The Carleton Art History Graduate Students' Society (AHGSS) is pleased to present "Beyond Compare: Rethinking Comparative Frameworks in Art History," a conference to be hosted at Carleton University on March 13th and 14th, 2020, located on unceded Algonquin Anishinaabe territory (Ottawa, Ontario).

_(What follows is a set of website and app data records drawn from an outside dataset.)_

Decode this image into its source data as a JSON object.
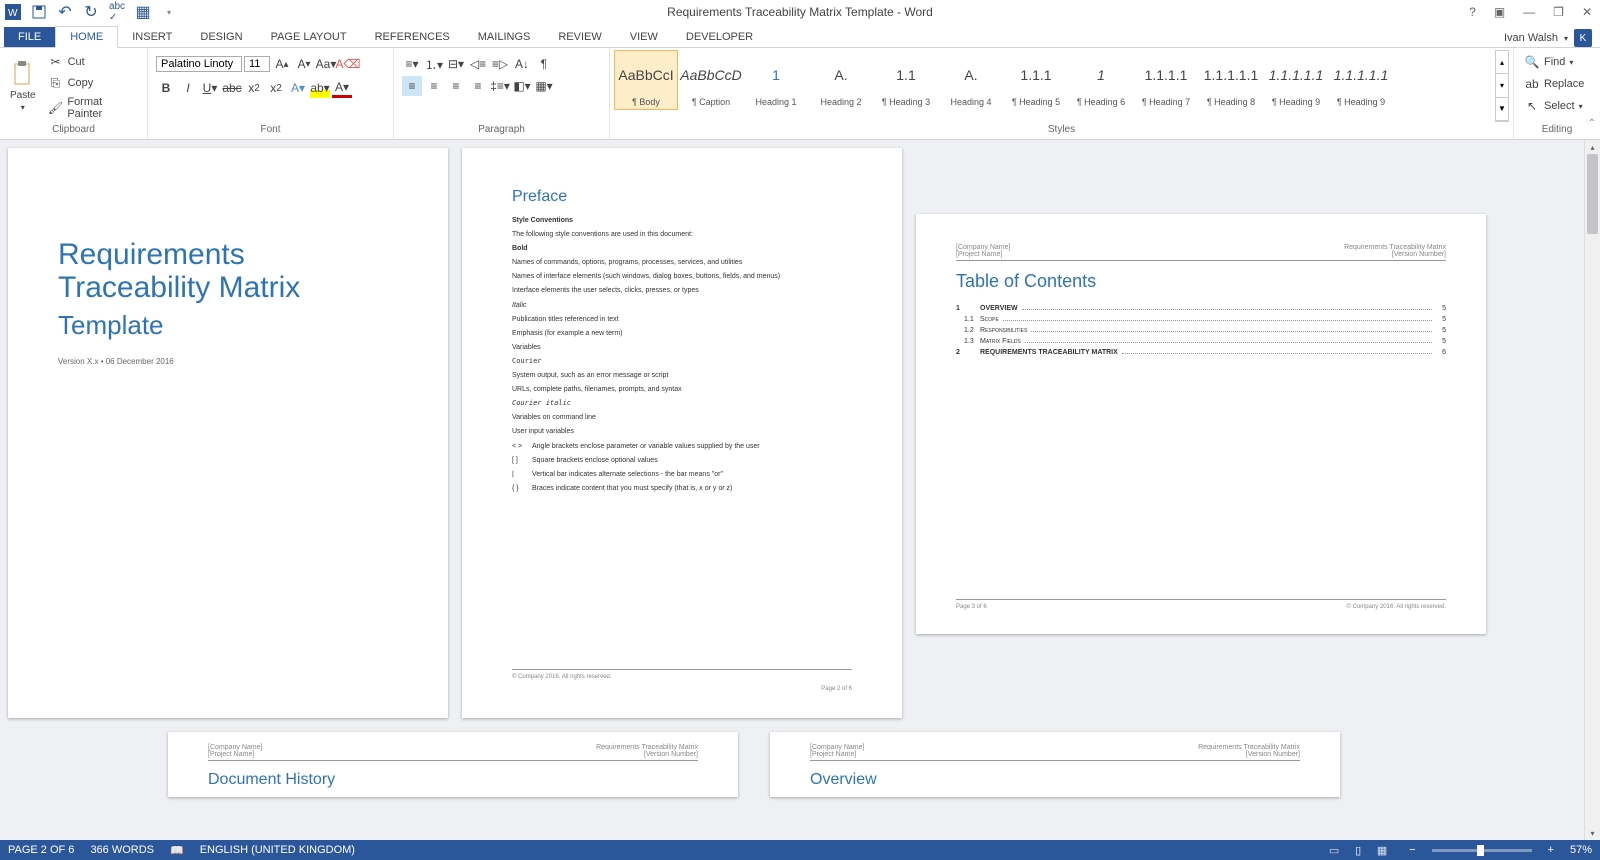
{
  "titlebar": {
    "title": "Requirements Traceability Matrix Template - Word"
  },
  "user": {
    "name": "Ivan Walsh",
    "initial": "K"
  },
  "tabs": [
    "FILE",
    "HOME",
    "INSERT",
    "DESIGN",
    "PAGE LAYOUT",
    "REFERENCES",
    "MAILINGS",
    "REVIEW",
    "VIEW",
    "DEVELOPER"
  ],
  "clipboard": {
    "paste": "Paste",
    "cut": "Cut",
    "copy": "Copy",
    "format_painter": "Format Painter",
    "label": "Clipboard"
  },
  "font": {
    "name": "Palatino Linoty",
    "size": "11",
    "label": "Font"
  },
  "paragraph": {
    "label": "Paragraph"
  },
  "styles": {
    "label": "Styles",
    "items": [
      {
        "prev": "AaBbCcI",
        "name": "¶ Body",
        "sel": true,
        "color": "#444",
        "style": "normal"
      },
      {
        "prev": "AaBbCcD",
        "name": "¶ Caption",
        "color": "#444",
        "style": "italic"
      },
      {
        "prev": "1",
        "name": "Heading 1",
        "color": "#2e74b5",
        "style": "300"
      },
      {
        "prev": "A.",
        "name": "Heading 2",
        "color": "#444",
        "style": "normal"
      },
      {
        "prev": "1.1",
        "name": "¶ Heading 3",
        "color": "#444",
        "style": "normal"
      },
      {
        "prev": "A.",
        "name": "Heading 4",
        "color": "#444",
        "style": "normal"
      },
      {
        "prev": "1.1.1",
        "name": "¶ Heading 5",
        "color": "#444",
        "style": "normal"
      },
      {
        "prev": "1",
        "name": "¶ Heading 6",
        "color": "#444",
        "style": "italic"
      },
      {
        "prev": "1.1.1.1",
        "name": "¶ Heading 7",
        "color": "#444",
        "style": "normal"
      },
      {
        "prev": "1.1.1.1.1",
        "name": "¶ Heading 8",
        "color": "#444",
        "style": "normal"
      },
      {
        "prev": "1.1.1.1.1",
        "name": "¶ Heading 9",
        "color": "#444",
        "style": "italic"
      },
      {
        "prev": "1.1.1.1.1",
        "name": "¶ Heading 9",
        "color": "#444",
        "style": "italic"
      }
    ]
  },
  "editing": {
    "find": "Find",
    "replace": "Replace",
    "select": "Select",
    "label": "Editing"
  },
  "page1": {
    "title1": "Requirements",
    "title2": "Traceability Matrix",
    "sub": "Template",
    "ver": "Version X.x • 06 December 2016"
  },
  "page2": {
    "h": "Preface",
    "p1": "Style Conventions",
    "p2": "The following style conventions are used in this document:",
    "p3": "Bold",
    "p4": "Names of commands, options, programs, processes, services, and utilities",
    "p5": "Names of interface elements (such windows, dialog boxes, buttons, fields, and menus)",
    "p6": "Interface elements the user selects, clicks, presses, or types",
    "p7": "Italic",
    "p8": "Publication titles referenced in text",
    "p9": "Emphasis (for example a new term)",
    "p10": "Variables",
    "p11": "Courier",
    "p12": "System output, such as an error message or script",
    "p13": "URLs, complete paths, filenames, prompts, and syntax",
    "p14": "Courier italic",
    "p15": "Variables on command line",
    "p16": "User input variables",
    "b1s": "< >",
    "b1t": "Angle brackets enclose parameter or variable values supplied by the user",
    "b2s": "[ ]",
    "b2t": "Square brackets enclose optional values",
    "b3s": "|",
    "b3t": "Vertical bar indicates alternate selections - the bar means \"or\"",
    "b4s": "{ }",
    "b4t": "Braces indicate content that you must specify (that is, x or y or z)",
    "footL": "© Company 2016. All rights reserved.",
    "footR": "Page 2 of 6"
  },
  "page3": {
    "hL1": "[Company Name]",
    "hL2": "[Project Name]",
    "hR1": "Requirements Traceability Matrix",
    "hR2": "[Version Number]",
    "h": "Table of Contents",
    "toc": [
      {
        "n": "1",
        "t": "OVERVIEW",
        "p": "5",
        "cls": "main"
      },
      {
        "n": "1.1",
        "t": "Scope",
        "p": "5",
        "cls": "sub"
      },
      {
        "n": "1.2",
        "t": "Responsibilities",
        "p": "5",
        "cls": "sub"
      },
      {
        "n": "1.3",
        "t": "Matrix Fields",
        "p": "5",
        "cls": "sub"
      },
      {
        "n": "2",
        "t": "REQUIREMENTS TRACEABILITY MATRIX",
        "p": "6",
        "cls": "main"
      }
    ],
    "footL": "Page 3 of 6",
    "footR": "© Company 2016. All rights reserved."
  },
  "page4": {
    "hL1": "[Company Name]",
    "hL2": "[Project Name]",
    "hR1": "Requirements Traceability Matrix",
    "hR2": "[Version Number]",
    "h": "Document History"
  },
  "page5": {
    "hL1": "[Company Name]",
    "hL2": "[Project Name]",
    "hR1": "Requirements Traceability Matrix",
    "hR2": "[Version Number]",
    "h": "Overview"
  },
  "status": {
    "page": "PAGE 2 OF 6",
    "words": "366 WORDS",
    "lang": "ENGLISH (UNITED KINGDOM)",
    "zoom": "57%"
  }
}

The discipline of art history was originally built on a foundation of Eurocentrism; that is, a binary framework consisting of a European centre and so-called "non-Western" peripheries. This foundation has given rise to a network of subsequent methodological approaches and comparative modes of discourse, many of which perpetuate this Eurocentric narrative and the hierarchical power structures that come with it. As the discipline evolves to disrupt the centre-periphery model, it is necessary to rethink the manner in which we utilize comparison as a tool in scholarship. Comparison, as it has historically been practised, inevitably connotes an unequal juxtaposition, in which one subject is held up as the model against which a second subject is compared. In art history specifically, comparison has also tended to assume a degree of universal commensurability, which results in two things being compared according to a set of "Western" formalist standards, obscuring nuance and shunting marginalized narratives further to the periphery in the process. While intrinsically tethered to colonial narratives, these kinds of comparative frameworks extend to other areas of the field as well, including issues of gender, class, and ideology.
How can we use comparison in art history in a way that not only avoids these pitfalls but actively subverts the centre-periphery model? With this in mind, the AHGSS's conference committee invites paper proposals that challenge, in methodology and/or subject, traditional approaches to comparison and the limiting binaries they can present. We encourage submissions on topics relating to art, architecture, history, film, music, and beyond, addressing themes including but not limited to:
- Comparison in a transnational and transcultural context
- Cultural borrowing and appropriation
- Orientalism and primitivism
- Global art history
- Postcolonial theory
- Incommensurability (of aesthetics, language, etc.)
Proposals must be sent to [email protected] by December 1. In the body of your email, please include your name, institutional affiliation, and a short biography (100 words or less) or CV. Please attach your abstract (300 words or less) with a paper title, and a short list of keywords, as a PDF file. Papers will be selected through a blind jury process. They must be original and previously unpublished. Presentations will be 15 to 20 minutes in length followed by a panel Q & A session. The keynote lecture (TBA) and social will be held on Friday evening at the Carleton Dominion Chalmers Centre, while paper presentations will take place on Saturday in the same location. Selected speakers will be notified by December 16.